● **TASK TO CARRY OUT**: Print the data again, exactly.

● **GIVEN INFORMATION**:
BEGIN

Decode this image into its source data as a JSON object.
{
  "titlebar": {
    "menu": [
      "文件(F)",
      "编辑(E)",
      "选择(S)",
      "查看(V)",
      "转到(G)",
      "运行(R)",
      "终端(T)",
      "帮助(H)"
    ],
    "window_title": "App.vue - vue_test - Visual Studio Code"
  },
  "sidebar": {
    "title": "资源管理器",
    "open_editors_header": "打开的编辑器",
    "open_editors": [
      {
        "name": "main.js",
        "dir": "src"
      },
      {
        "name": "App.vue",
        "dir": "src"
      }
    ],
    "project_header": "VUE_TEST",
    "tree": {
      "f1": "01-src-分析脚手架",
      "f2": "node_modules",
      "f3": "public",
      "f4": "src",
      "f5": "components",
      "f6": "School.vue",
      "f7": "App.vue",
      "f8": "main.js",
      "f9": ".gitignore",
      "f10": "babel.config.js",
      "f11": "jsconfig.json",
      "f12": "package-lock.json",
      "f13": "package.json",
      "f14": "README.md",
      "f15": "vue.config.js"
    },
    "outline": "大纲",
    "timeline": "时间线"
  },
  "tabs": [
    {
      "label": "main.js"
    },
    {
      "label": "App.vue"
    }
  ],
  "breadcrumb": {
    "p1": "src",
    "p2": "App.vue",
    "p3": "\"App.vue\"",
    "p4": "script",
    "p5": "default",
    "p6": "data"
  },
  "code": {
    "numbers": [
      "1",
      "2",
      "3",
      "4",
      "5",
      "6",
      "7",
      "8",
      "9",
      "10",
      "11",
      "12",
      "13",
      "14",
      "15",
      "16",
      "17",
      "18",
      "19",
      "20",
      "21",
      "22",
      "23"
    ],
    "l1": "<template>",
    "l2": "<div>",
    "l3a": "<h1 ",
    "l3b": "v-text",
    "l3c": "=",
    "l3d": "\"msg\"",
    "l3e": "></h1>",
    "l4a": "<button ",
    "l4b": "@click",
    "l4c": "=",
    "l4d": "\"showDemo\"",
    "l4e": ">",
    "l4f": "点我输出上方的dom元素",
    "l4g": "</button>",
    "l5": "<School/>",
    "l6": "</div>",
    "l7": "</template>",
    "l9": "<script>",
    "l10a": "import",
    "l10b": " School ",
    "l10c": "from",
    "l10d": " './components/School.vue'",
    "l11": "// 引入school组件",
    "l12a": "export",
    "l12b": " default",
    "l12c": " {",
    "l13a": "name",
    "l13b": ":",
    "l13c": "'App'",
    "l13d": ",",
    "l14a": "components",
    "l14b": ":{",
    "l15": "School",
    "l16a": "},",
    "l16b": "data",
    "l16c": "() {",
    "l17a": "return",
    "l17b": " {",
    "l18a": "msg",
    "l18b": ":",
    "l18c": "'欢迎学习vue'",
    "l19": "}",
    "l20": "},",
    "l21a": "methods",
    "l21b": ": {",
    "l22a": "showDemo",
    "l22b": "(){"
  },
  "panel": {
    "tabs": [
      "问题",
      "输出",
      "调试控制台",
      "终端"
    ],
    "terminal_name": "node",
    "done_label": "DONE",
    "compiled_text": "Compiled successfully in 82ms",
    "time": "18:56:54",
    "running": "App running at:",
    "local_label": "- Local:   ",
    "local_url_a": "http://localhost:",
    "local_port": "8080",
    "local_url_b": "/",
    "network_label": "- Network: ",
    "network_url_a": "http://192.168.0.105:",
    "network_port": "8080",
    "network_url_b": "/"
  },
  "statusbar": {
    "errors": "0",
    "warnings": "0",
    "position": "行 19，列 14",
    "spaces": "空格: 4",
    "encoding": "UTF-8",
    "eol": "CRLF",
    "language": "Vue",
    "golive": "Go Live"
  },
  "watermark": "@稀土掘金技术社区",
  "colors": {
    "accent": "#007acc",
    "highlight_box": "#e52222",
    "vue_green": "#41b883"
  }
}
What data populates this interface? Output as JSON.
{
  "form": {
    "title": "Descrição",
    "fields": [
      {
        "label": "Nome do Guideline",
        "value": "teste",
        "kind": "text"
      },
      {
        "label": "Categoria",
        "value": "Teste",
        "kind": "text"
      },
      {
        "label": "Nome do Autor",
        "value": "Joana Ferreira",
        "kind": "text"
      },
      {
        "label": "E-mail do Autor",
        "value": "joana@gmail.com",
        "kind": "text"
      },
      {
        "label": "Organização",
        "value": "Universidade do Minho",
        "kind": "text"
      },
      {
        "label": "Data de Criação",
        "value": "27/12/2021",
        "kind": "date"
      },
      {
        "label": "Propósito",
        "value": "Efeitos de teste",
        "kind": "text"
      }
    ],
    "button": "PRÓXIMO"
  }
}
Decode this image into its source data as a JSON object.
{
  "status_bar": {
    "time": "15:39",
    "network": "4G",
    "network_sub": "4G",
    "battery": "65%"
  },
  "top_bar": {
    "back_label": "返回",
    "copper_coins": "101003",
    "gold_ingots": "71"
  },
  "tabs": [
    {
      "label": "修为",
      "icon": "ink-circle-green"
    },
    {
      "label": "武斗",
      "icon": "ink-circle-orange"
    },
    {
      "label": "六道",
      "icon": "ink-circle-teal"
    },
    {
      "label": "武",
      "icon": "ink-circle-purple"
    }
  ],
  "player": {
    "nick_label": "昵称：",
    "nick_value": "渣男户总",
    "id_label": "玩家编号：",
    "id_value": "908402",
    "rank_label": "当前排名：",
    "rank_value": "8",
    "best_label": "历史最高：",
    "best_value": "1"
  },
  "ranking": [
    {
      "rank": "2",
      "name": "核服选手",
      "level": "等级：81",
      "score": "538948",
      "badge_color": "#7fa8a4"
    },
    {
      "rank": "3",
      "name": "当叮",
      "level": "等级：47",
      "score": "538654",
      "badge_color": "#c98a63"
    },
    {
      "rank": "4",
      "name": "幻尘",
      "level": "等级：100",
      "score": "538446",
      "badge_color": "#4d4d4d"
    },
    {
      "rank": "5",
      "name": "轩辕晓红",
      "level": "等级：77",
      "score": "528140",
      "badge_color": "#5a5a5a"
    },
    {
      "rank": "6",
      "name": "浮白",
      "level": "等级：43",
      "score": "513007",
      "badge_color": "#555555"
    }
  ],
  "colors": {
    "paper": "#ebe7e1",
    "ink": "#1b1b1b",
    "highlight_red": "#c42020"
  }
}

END

● **OUTPUT OF THE EXERCISE**:
Decode this image into its source data as a JSON object.
{
  "titlebar": {
    "menu": [
      "文件(F)",
      "编辑(E)",
      "选择(S)",
      "查看(V)",
      "转到(G)",
      "运行(R)",
      "终端(T)",
      "帮助(H)"
    ],
    "window_title": "App.vue - vue_test - Visual Studio Code"
  },
  "sidebar": {
    "title": "资源管理器",
    "open_editors_header": "打开的编辑器",
    "open_editors": [
      {
        "name": "main.js",
        "dir": "src"
      },
      {
        "name": "App.vue",
        "dir": "src"
      }
    ],
    "project_header": "VUE_TEST",
    "tree": {
      "f1": "01-src-分析脚手架",
      "f2": "node_modules",
      "f3": "public",
      "f4": "src",
      "f5": "components",
      "f6": "School.vue",
      "f7": "App.vue",
      "f8": "main.js",
      "f9": ".gitignore",
      "f10": "babel.config.js",
      "f11": "jsconfig.json",
      "f12": "package-lock.json",
      "f13": "package.json",
      "f14": "README.md",
      "f15": "vue.config.js"
    },
    "outline": "大纲",
    "timeline": "时间线"
  },
  "tabs": [
    {
      "label": "main.js"
    },
    {
      "label": "App.vue"
    }
  ],
  "breadcrumb": {
    "p1": "src",
    "p2": "App.vue",
    "p3": "\"App.vue\"",
    "p4": "script",
    "p5": "default",
    "p6": "data"
  },
  "code": {
    "numbers": [
      "1",
      "2",
      "3",
      "4",
      "5",
      "6",
      "7",
      "8",
      "9",
      "10",
      "11",
      "12",
      "13",
      "14",
      "15",
      "16",
      "17",
      "18",
      "19",
      "20",
      "21",
      "22",
      "23"
    ],
    "l1": "<template>",
    "l2": "<div>",
    "l3a": "<h1 ",
    "l3b": "v-text",
    "l3c": "=",
    "l3d": "\"msg\"",
    "l3e": "></h1>",
    "l4a": "<button ",
    "l4b": "@click",
    "l4c": "=",
    "l4d": "\"showDemo\"",
    "l4e": ">",
    "l4f": "点我输出上方的dom元素",
    "l4g": "</button>",
    "l5": "<School/>",
    "l6": "</div>",
    "l7": "</template>",
    "l9": "<script>",
    "l10a": "import",
    "l10b": " School ",
    "l10c": "from",
    "l10d": " './components/School.vue'",
    "l11": "// 引入school组件",
    "l12a": "export",
    "l12b": " default",
    "l12c": " {",
    "l13a": "name",
    "l13b": ":",
    "l13c": "'App'",
    "l13d": ",",
    "l14a": "components",
    "l14b": ":{",
    "l15": "School",
    "l16a": "},",
    "l16b": "data",
    "l16c": "() {",
    "l17a": "return",
    "l17b": " {",
    "l18a": "msg",
    "l18b": ":",
    "l18c": "'欢迎学习vue'",
    "l19": "}",
    "l20": "},",
    "l21a": "methods",
    "l21b": ": {",
    "l22a": "showDemo",
    "l22b": "(){"
  },
  "panel": {
    "tabs": [
      "问题",
      "输出",
      "调试控制台",
      "终端"
    ],
    "terminal_name": "node",
    "done_label": "DONE",
    "compiled_text": "Compiled successfully in 82ms",
    "time": "18:56:54",
    "running": "App running at:",
    "local_label": "- Local:   ",
    "local_url_a": "http://localhost:",
    "local_port": "8080",
    "local_url_b": "/",
    "network_label": "- Network: ",
    "network_url_a": "http://192.168.0.105:",
    "network_port": "8080",
    "network_url_b": "/"
  },
  "statusbar": {
    "errors": "0",
    "warnings": "0",
    "position": "行 19，列 14",
    "spaces": "空格: 4",
    "encoding": "UTF-8",
    "eol": "CRLF",
    "language": "Vue",
    "golive": "Go Live"
  },
  "watermark": "@稀土掘金技术社区",
  "colors": {
    "accent": "#007acc",
    "highlight_box": "#e52222",
    "vue_green": "#41b883"
  }
}
What data populates this interface? Output as JSON.
{
  "form": {
    "title": "Descrição",
    "fields": [
      {
        "label": "Nome do Guideline",
        "value": "teste",
        "kind": "text"
      },
      {
        "label": "Categoria",
        "value": "Teste",
        "kind": "text"
      },
      {
        "label": "Nome do Autor",
        "value": "Joana Ferreira",
        "kind": "text"
      },
      {
        "label": "E-mail do Autor",
        "value": "joana@gmail.com",
        "kind": "text"
      },
      {
        "label": "Organização",
        "value": "Universidade do Minho",
        "kind": "text"
      },
      {
        "label": "Data de Criação",
        "value": "27/12/2021",
        "kind": "date"
      },
      {
        "label": "Propósito",
        "value": "Efeitos de teste",
        "kind": "text"
      }
    ],
    "button": "PRÓXIMO"
  }
}
Decode this image into its source data as a JSON object.
{
  "status_bar": {
    "time": "15:39",
    "network": "4G",
    "network_sub": "4G",
    "battery": "65%"
  },
  "top_bar": {
    "back_label": "返回",
    "copper_coins": "101003",
    "gold_ingots": "71"
  },
  "tabs": [
    {
      "label": "修为",
      "icon": "ink-circle-green"
    },
    {
      "label": "武斗",
      "icon": "ink-circle-orange"
    },
    {
      "label": "六道",
      "icon": "ink-circle-teal"
    },
    {
      "label": "武",
      "icon": "ink-circle-purple"
    }
  ],
  "player": {
    "nick_label": "昵称：",
    "nick_value": "渣男户总",
    "id_label": "玩家编号：",
    "id_value": "908402",
    "rank_label": "当前排名：",
    "rank_value": "8",
    "best_label": "历史最高：",
    "best_value": "1"
  },
  "ranking": [
    {
      "rank": "2",
      "name": "核服选手",
      "level": "等级：81",
      "score": "538948",
      "badge_color": "#7fa8a4"
    },
    {
      "rank": "3",
      "name": "当叮",
      "level": "等级：47",
      "score": "538654",
      "badge_color": "#c98a63"
    },
    {
      "rank": "4",
      "name": "幻尘",
      "level": "等级：100",
      "score": "538446",
      "badge_color": "#4d4d4d"
    },
    {
      "rank": "5",
      "name": "轩辕晓红",
      "level": "等级：77",
      "score": "528140",
      "badge_color": "#5a5a5a"
    },
    {
      "rank": "6",
      "name": "浮白",
      "level": "等级：43",
      "score": "513007",
      "badge_color": "#555555"
    }
  ],
  "colors": {
    "paper": "#ebe7e1",
    "ink": "#1b1b1b",
    "highlight_red": "#c42020"
  }
}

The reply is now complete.